(Work instructions)
Output the data verbatim, minus the images.

════

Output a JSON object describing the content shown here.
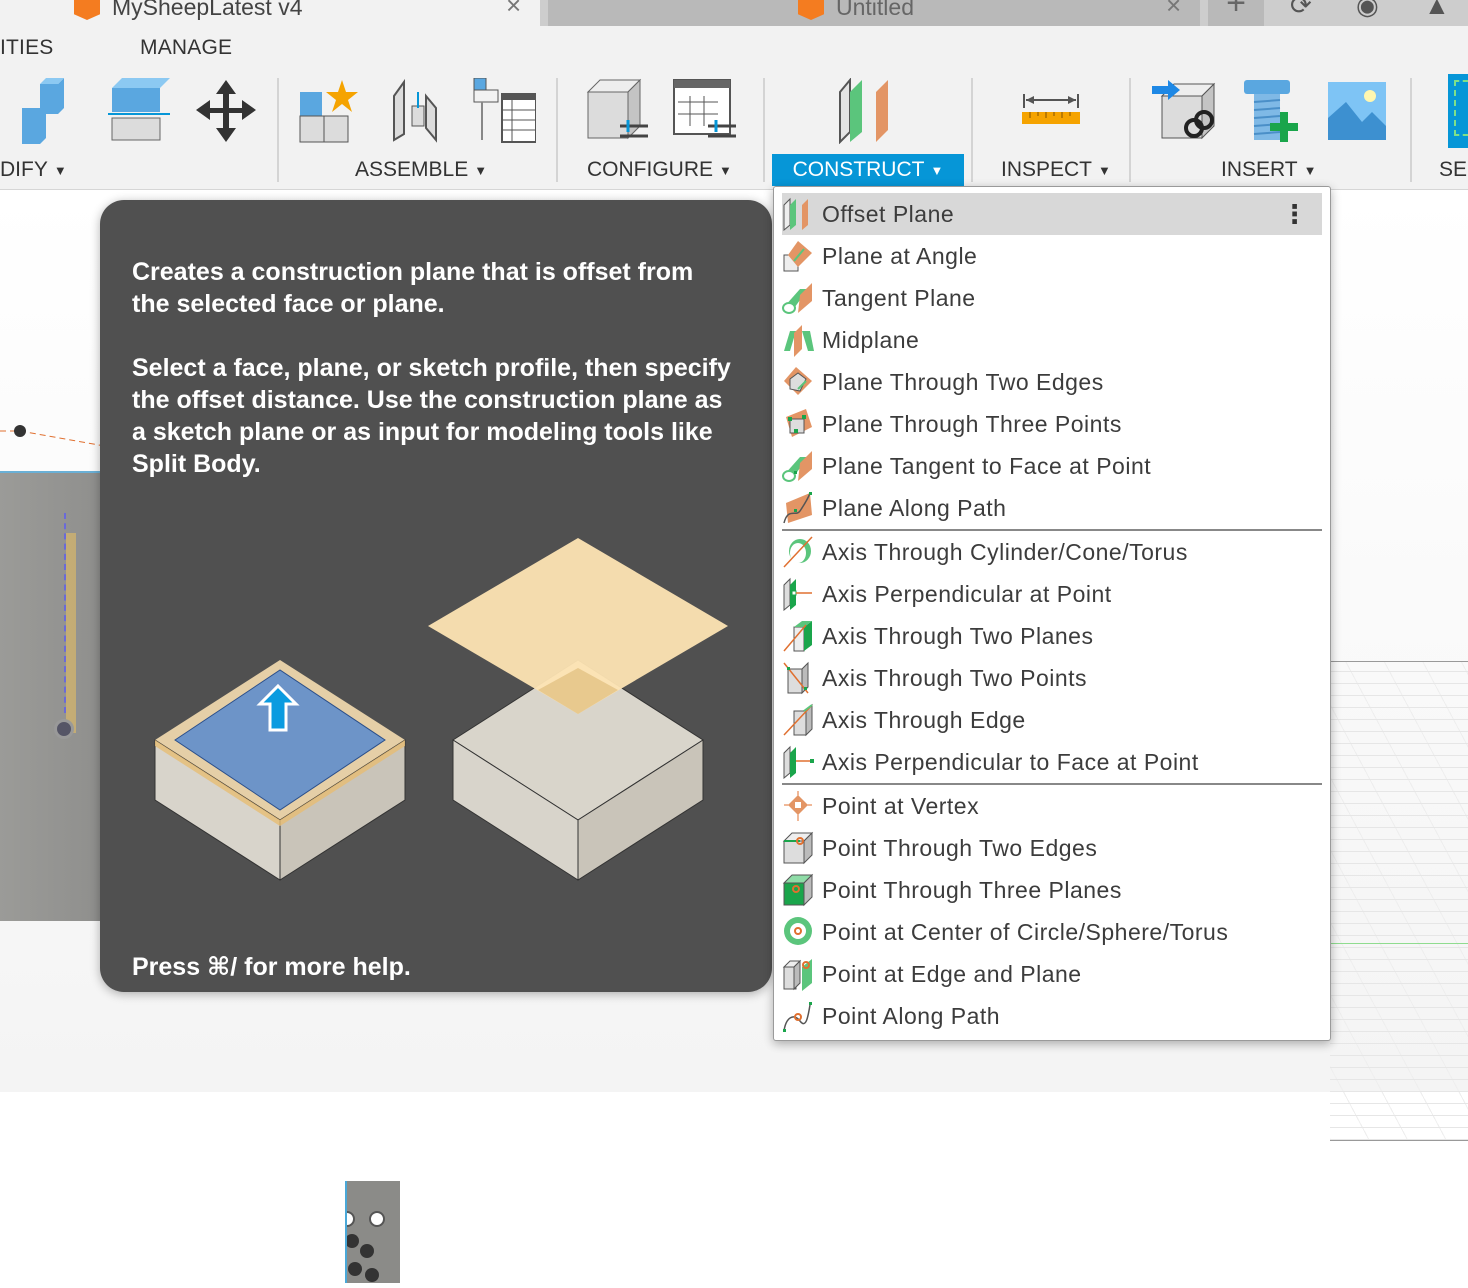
{
  "tabs": [
    {
      "title": "MySheepLatest v4",
      "active": true,
      "close_icon": "×"
    },
    {
      "title": "Untitled",
      "active": false,
      "close_icon": "×"
    }
  ],
  "tab_plus": "+",
  "ribbon": {
    "tabs": [
      "ITIES",
      "MANAGE"
    ],
    "groups": [
      {
        "label": "DIFY",
        "caret": "▼",
        "active": false
      },
      {
        "label": "ASSEMBLE",
        "caret": "▼",
        "active": false
      },
      {
        "label": "CONFIGURE",
        "caret": "▼",
        "active": false
      },
      {
        "label": "CONSTRUCT",
        "caret": "▼",
        "active": true
      },
      {
        "label": "INSPECT",
        "caret": "▼",
        "active": false
      },
      {
        "label": "INSERT",
        "caret": "▼",
        "active": false
      },
      {
        "label": "SEL",
        "caret": "",
        "active": false
      }
    ],
    "accent": "#0696d7"
  },
  "tooltip": {
    "paragraph1": "Creates a construction plane that is offset from the selected face or plane.",
    "paragraph2": "Select a face, plane, or sketch profile, then specify the offset distance. Use the construction plane as a sketch plane or as input for modeling tools like Split Body.",
    "help": "Press ⌘/ for more help."
  },
  "menu": {
    "more_icon": "⋮",
    "sections": [
      {
        "items": [
          {
            "label": "Offset Plane",
            "icon": "offset-plane-icon",
            "highlighted": true
          },
          {
            "label": "Plane at Angle",
            "icon": "plane-at-angle-icon"
          },
          {
            "label": "Tangent Plane",
            "icon": "tangent-plane-icon"
          },
          {
            "label": "Midplane",
            "icon": "midplane-icon"
          },
          {
            "label": "Plane Through Two Edges",
            "icon": "plane-two-edges-icon"
          },
          {
            "label": "Plane Through Three Points",
            "icon": "plane-three-points-icon"
          },
          {
            "label": "Plane Tangent to Face at Point",
            "icon": "plane-tangent-face-point-icon"
          },
          {
            "label": "Plane Along Path",
            "icon": "plane-along-path-icon"
          }
        ]
      },
      {
        "items": [
          {
            "label": "Axis Through Cylinder/Cone/Torus",
            "icon": "axis-cylinder-icon"
          },
          {
            "label": "Axis Perpendicular at Point",
            "icon": "axis-perpendicular-point-icon"
          },
          {
            "label": "Axis Through Two Planes",
            "icon": "axis-two-planes-icon"
          },
          {
            "label": "Axis Through Two Points",
            "icon": "axis-two-points-icon"
          },
          {
            "label": "Axis Through Edge",
            "icon": "axis-edge-icon"
          },
          {
            "label": "Axis Perpendicular to Face at Point",
            "icon": "axis-perpendicular-face-icon"
          }
        ]
      },
      {
        "items": [
          {
            "label": "Point at Vertex",
            "icon": "point-vertex-icon"
          },
          {
            "label": "Point Through Two Edges",
            "icon": "point-two-edges-icon"
          },
          {
            "label": "Point Through Three Planes",
            "icon": "point-three-planes-icon"
          },
          {
            "label": "Point at Center of Circle/Sphere/Torus",
            "icon": "point-center-icon"
          },
          {
            "label": "Point at Edge and Plane",
            "icon": "point-edge-plane-icon"
          },
          {
            "label": "Point Along Path",
            "icon": "point-along-path-icon"
          }
        ]
      }
    ]
  }
}
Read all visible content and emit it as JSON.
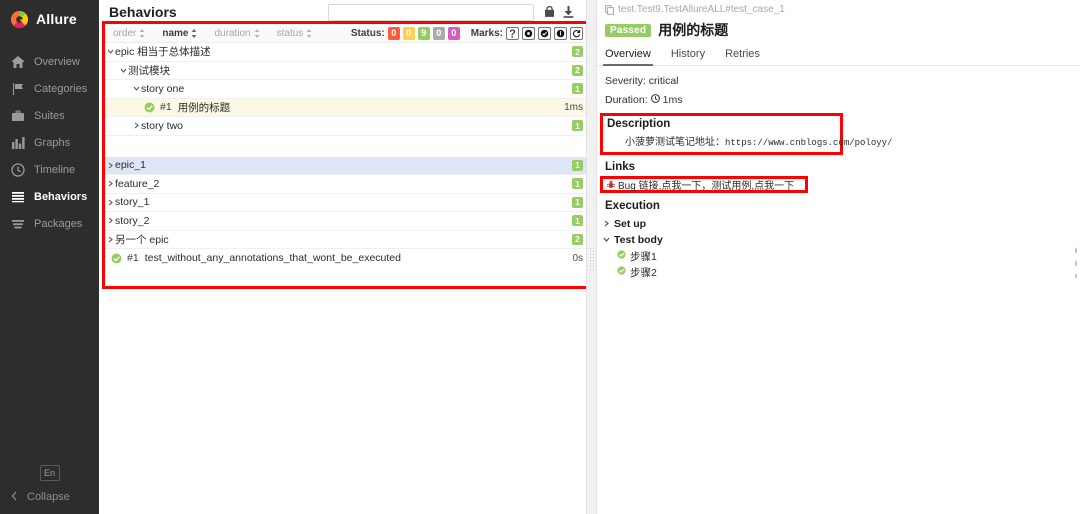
{
  "sidebar": {
    "brand": "Allure",
    "items": [
      {
        "label": "Overview",
        "icon": "home-icon"
      },
      {
        "label": "Categories",
        "icon": "flag-icon"
      },
      {
        "label": "Suites",
        "icon": "briefcase-icon"
      },
      {
        "label": "Graphs",
        "icon": "bar-chart-icon"
      },
      {
        "label": "Timeline",
        "icon": "clock-icon"
      },
      {
        "label": "Behaviors",
        "icon": "list-icon"
      },
      {
        "label": "Packages",
        "icon": "layers-icon"
      }
    ],
    "active": "Behaviors",
    "language_button": "En",
    "collapse_label": "Collapse"
  },
  "left_pane": {
    "title": "Behaviors",
    "search_value": "",
    "search_placeholder": "",
    "header_icons": [
      "info-icon",
      "download-icon"
    ],
    "sort_columns": [
      {
        "label": "order",
        "active": false
      },
      {
        "label": "name",
        "active": true
      },
      {
        "label": "duration",
        "active": false
      },
      {
        "label": "status",
        "active": false
      }
    ],
    "status_label": "Status:",
    "status_badges": [
      {
        "value": "0",
        "color": "#fd5a3e"
      },
      {
        "value": "0",
        "color": "#ffd050"
      },
      {
        "value": "9",
        "color": "#97cc64"
      },
      {
        "value": "0",
        "color": "#aaaaaa"
      },
      {
        "value": "0",
        "color": "#d35ebe"
      }
    ],
    "marks_label": "Marks:",
    "marks": [
      "flaky-icon",
      "unknown-icon",
      "fixed-icon",
      "regression-icon",
      "retry-icon"
    ],
    "rows": [
      {
        "label": "epic 相当于总体描述",
        "indent": 0,
        "type": "group",
        "expanded": true,
        "count": "2",
        "state": "none"
      },
      {
        "label": "测试模块",
        "indent": 1,
        "type": "group",
        "expanded": true,
        "count": "2",
        "state": "none"
      },
      {
        "label": "story one",
        "indent": 2,
        "type": "group",
        "expanded": true,
        "count": "1",
        "state": "none"
      },
      {
        "label": "用例的标题",
        "indent": 3,
        "type": "test",
        "number": "#1",
        "duration": "1ms",
        "state": "yellow"
      },
      {
        "label": "story two",
        "indent": 2,
        "type": "group",
        "expanded": false,
        "count": "1",
        "state": "none"
      },
      {
        "label": "epic_1",
        "indent": 0,
        "type": "group",
        "expanded": false,
        "count": "1",
        "state": "blue"
      },
      {
        "label": "feature_2",
        "indent": 0,
        "type": "group",
        "expanded": false,
        "count": "1",
        "state": "none"
      },
      {
        "label": "story_1",
        "indent": 0,
        "type": "group",
        "expanded": false,
        "count": "1",
        "state": "none"
      },
      {
        "label": "story_2",
        "indent": 0,
        "type": "group",
        "expanded": false,
        "count": "1",
        "state": "none"
      },
      {
        "label": "另一个 epic",
        "indent": 0,
        "type": "group",
        "expanded": false,
        "count": "2",
        "state": "none"
      },
      {
        "label": "test_without_any_annotations_that_wont_be_executed",
        "indent": 0,
        "type": "test",
        "number": "#1",
        "duration": "0s",
        "state": "none"
      }
    ]
  },
  "right_pane": {
    "breadcrumb": "test.Test9.TestAllureALL#test_case_1",
    "status_badge": "Passed",
    "title": "用例的标题",
    "tabs": [
      {
        "label": "Overview",
        "active": true
      },
      {
        "label": "History",
        "active": false
      },
      {
        "label": "Retries",
        "active": false
      }
    ],
    "severity": "Severity: critical",
    "duration_label": "Duration:",
    "duration_value": "1ms",
    "description_heading": "Description",
    "description_text": "小菠萝测试笔记地址：",
    "description_url": "https://www.cnblogs.com/poloyy/",
    "links_heading": "Links",
    "link_text": "Bug 链接,点我一下，测试用例,点我一下",
    "execution_heading": "Execution",
    "execution_rows": [
      {
        "label": "Set up",
        "expanded": false,
        "status": "none"
      },
      {
        "label": "Test body",
        "expanded": true,
        "status": "none"
      }
    ],
    "steps": [
      {
        "label": "步骤1",
        "status": "passed"
      },
      {
        "label": "步骤2",
        "status": "passed"
      }
    ]
  },
  "colors": {
    "accent_green": "#97cc64",
    "highlight_red": "#ff0000",
    "selected_blue": "#dde6f7",
    "selected_yellow": "#fcf8e3",
    "sidebar_bg": "#2d2d2d"
  }
}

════

(The answer)
Output a JSON object describing the content shown here.
{
  "tabs": [
    {
      "title": "MySheepLatest v4",
      "active": true,
      "close_icon": "×"
    },
    {
      "title": "Untitled",
      "active": false,
      "close_icon": "×"
    }
  ],
  "tab_plus": "+",
  "ribbon": {
    "tabs": [
      "ITIES",
      "MANAGE"
    ],
    "groups": [
      {
        "label": "DIFY",
        "caret": "▼",
        "active": false
      },
      {
        "label": "ASSEMBLE",
        "caret": "▼",
        "active": false
      },
      {
        "label": "CONFIGURE",
        "caret": "▼",
        "active": false
      },
      {
        "label": "CONSTRUCT",
        "caret": "▼",
        "active": true
      },
      {
        "label": "INSPECT",
        "caret": "▼",
        "active": false
      },
      {
        "label": "INSERT",
        "caret": "▼",
        "active": false
      },
      {
        "label": "SEL",
        "caret": "",
        "active": false
      }
    ],
    "accent": "#0696d7"
  },
  "tooltip": {
    "paragraph1": "Creates a construction plane that is offset from the selected face or plane.",
    "paragraph2": "Select a face, plane, or sketch profile, then specify the offset distance. Use the construction plane as a sketch plane or as input for modeling tools like Split Body.",
    "help": "Press ⌘/ for more help."
  },
  "menu": {
    "more_icon": "⋮",
    "sections": [
      {
        "items": [
          {
            "label": "Offset Plane",
            "icon": "offset-plane-icon",
            "highlighted": true
          },
          {
            "label": "Plane at Angle",
            "icon": "plane-at-angle-icon"
          },
          {
            "label": "Tangent Plane",
            "icon": "tangent-plane-icon"
          },
          {
            "label": "Midplane",
            "icon": "midplane-icon"
          },
          {
            "label": "Plane Through Two Edges",
            "icon": "plane-two-edges-icon"
          },
          {
            "label": "Plane Through Three Points",
            "icon": "plane-three-points-icon"
          },
          {
            "label": "Plane Tangent to Face at Point",
            "icon": "plane-tangent-face-point-icon"
          },
          {
            "label": "Plane Along Path",
            "icon": "plane-along-path-icon"
          }
        ]
      },
      {
        "items": [
          {
            "label": "Axis Through Cylinder/Cone/Torus",
            "icon": "axis-cylinder-icon"
          },
          {
            "label": "Axis Perpendicular at Point",
            "icon": "axis-perpendicular-point-icon"
          },
          {
            "label": "Axis Through Two Planes",
            "icon": "axis-two-planes-icon"
          },
          {
            "label": "Axis Through Two Points",
            "icon": "axis-two-points-icon"
          },
          {
            "label": "Axis Through Edge",
            "icon": "axis-edge-icon"
          },
          {
            "label": "Axis Perpendicular to Face at Point",
            "icon": "axis-perpendicular-face-icon"
          }
        ]
      },
      {
        "items": [
          {
            "label": "Point at Vertex",
            "icon": "point-vertex-icon"
          },
          {
            "label": "Point Through Two Edges",
            "icon": "point-two-edges-icon"
          },
          {
            "label": "Point Through Three Planes",
            "icon": "point-three-planes-icon"
          },
          {
            "label": "Point at Center of Circle/Sphere/Torus",
            "icon": "point-center-icon"
          },
          {
            "label": "Point at Edge and Plane",
            "icon": "point-edge-plane-icon"
          },
          {
            "label": "Point Along Path",
            "icon": "point-along-path-icon"
          }
        ]
      }
    ]
  }
}
Read all visible content and emit it as JSON.
{
  "sidebar": {
    "brand": "Allure",
    "items": [
      {
        "label": "Overview",
        "icon": "home-icon"
      },
      {
        "label": "Categories",
        "icon": "flag-icon"
      },
      {
        "label": "Suites",
        "icon": "briefcase-icon"
      },
      {
        "label": "Graphs",
        "icon": "bar-chart-icon"
      },
      {
        "label": "Timeline",
        "icon": "clock-icon"
      },
      {
        "label": "Behaviors",
        "icon": "list-icon"
      },
      {
        "label": "Packages",
        "icon": "layers-icon"
      }
    ],
    "active": "Behaviors",
    "language_button": "En",
    "collapse_label": "Collapse"
  },
  "left_pane": {
    "title": "Behaviors",
    "search_value": "",
    "search_placeholder": "",
    "header_icons": [
      "info-icon",
      "download-icon"
    ],
    "sort_columns": [
      {
        "label": "order",
        "active": false
      },
      {
        "label": "name",
        "active": true
      },
      {
        "label": "duration",
        "active": false
      },
      {
        "label": "status",
        "active": false
      }
    ],
    "status_label": "Status:",
    "status_badges": [
      {
        "value": "0",
        "color": "#fd5a3e"
      },
      {
        "value": "0",
        "color": "#ffd050"
      },
      {
        "value": "9",
        "color": "#97cc64"
      },
      {
        "value": "0",
        "color": "#aaaaaa"
      },
      {
        "value": "0",
        "color": "#d35ebe"
      }
    ],
    "marks_label": "Marks:",
    "marks": [
      "flaky-icon",
      "unknown-icon",
      "fixed-icon",
      "regression-icon",
      "retry-icon"
    ],
    "rows": [
      {
        "label": "epic 相当于总体描述",
        "indent": 0,
        "type": "group",
        "expanded": true,
        "count": "2",
        "state": "none"
      },
      {
        "label": "测试模块",
        "indent": 1,
        "type": "group",
        "expanded": true,
        "count": "2",
        "state": "none"
      },
      {
        "label": "story one",
        "indent": 2,
        "type": "group",
        "expanded": true,
        "count": "1",
        "state": "none"
      },
      {
        "label": "用例的标题",
        "indent": 3,
        "type": "test",
        "number": "#1",
        "duration": "1ms",
        "state": "yellow"
      },
      {
        "label": "story two",
        "indent": 2,
        "type": "group",
        "expanded": false,
        "count": "1",
        "state": "none"
      },
      {
        "label": "epic_1",
        "indent": 0,
        "type": "group",
        "expanded": false,
        "count": "1",
        "state": "blue"
      },
      {
        "label": "feature_2",
        "indent": 0,
        "type": "group",
        "expanded": false,
        "count": "1",
        "state": "none"
      },
      {
        "label": "story_1",
        "indent": 0,
        "type": "group",
        "expanded": false,
        "count": "1",
        "state": "none"
      },
      {
        "label": "story_2",
        "indent": 0,
        "type": "group",
        "expanded": false,
        "count": "1",
        "state": "none"
      },
      {
        "label": "另一个 epic",
        "indent": 0,
        "type": "group",
        "expanded": false,
        "count": "2",
        "state": "none"
      },
      {
        "label": "test_without_any_annotations_that_wont_be_executed",
        "indent": 0,
        "type": "test",
        "number": "#1",
        "duration": "0s",
        "state": "none"
      }
    ]
  },
  "right_pane": {
    "breadcrumb": "test.Test9.TestAllureALL#test_case_1",
    "status_badge": "Passed",
    "title": "用例的标题",
    "tabs": [
      {
        "label": "Overview",
        "active": true
      },
      {
        "label": "History",
        "active": false
      },
      {
        "label": "Retries",
        "active": false
      }
    ],
    "severity": "Severity: critical",
    "duration_label": "Duration:",
    "duration_value": "1ms",
    "description_heading": "Description",
    "description_text": "小菠萝测试笔记地址：",
    "description_url": "https://www.cnblogs.com/poloyy/",
    "links_heading": "Links",
    "link_text": "Bug 链接,点我一下，测试用例,点我一下",
    "execution_heading": "Execution",
    "execution_rows": [
      {
        "label": "Set up",
        "expanded": false,
        "status": "none"
      },
      {
        "label": "Test body",
        "expanded": true,
        "status": "none"
      }
    ],
    "steps": [
      {
        "label": "步骤1",
        "status": "passed"
      },
      {
        "label": "步骤2",
        "status": "passed"
      }
    ]
  },
  "colors": {
    "accent_green": "#97cc64",
    "highlight_red": "#ff0000",
    "selected_blue": "#dde6f7",
    "selected_yellow": "#fcf8e3",
    "sidebar_bg": "#2d2d2d"
  }
}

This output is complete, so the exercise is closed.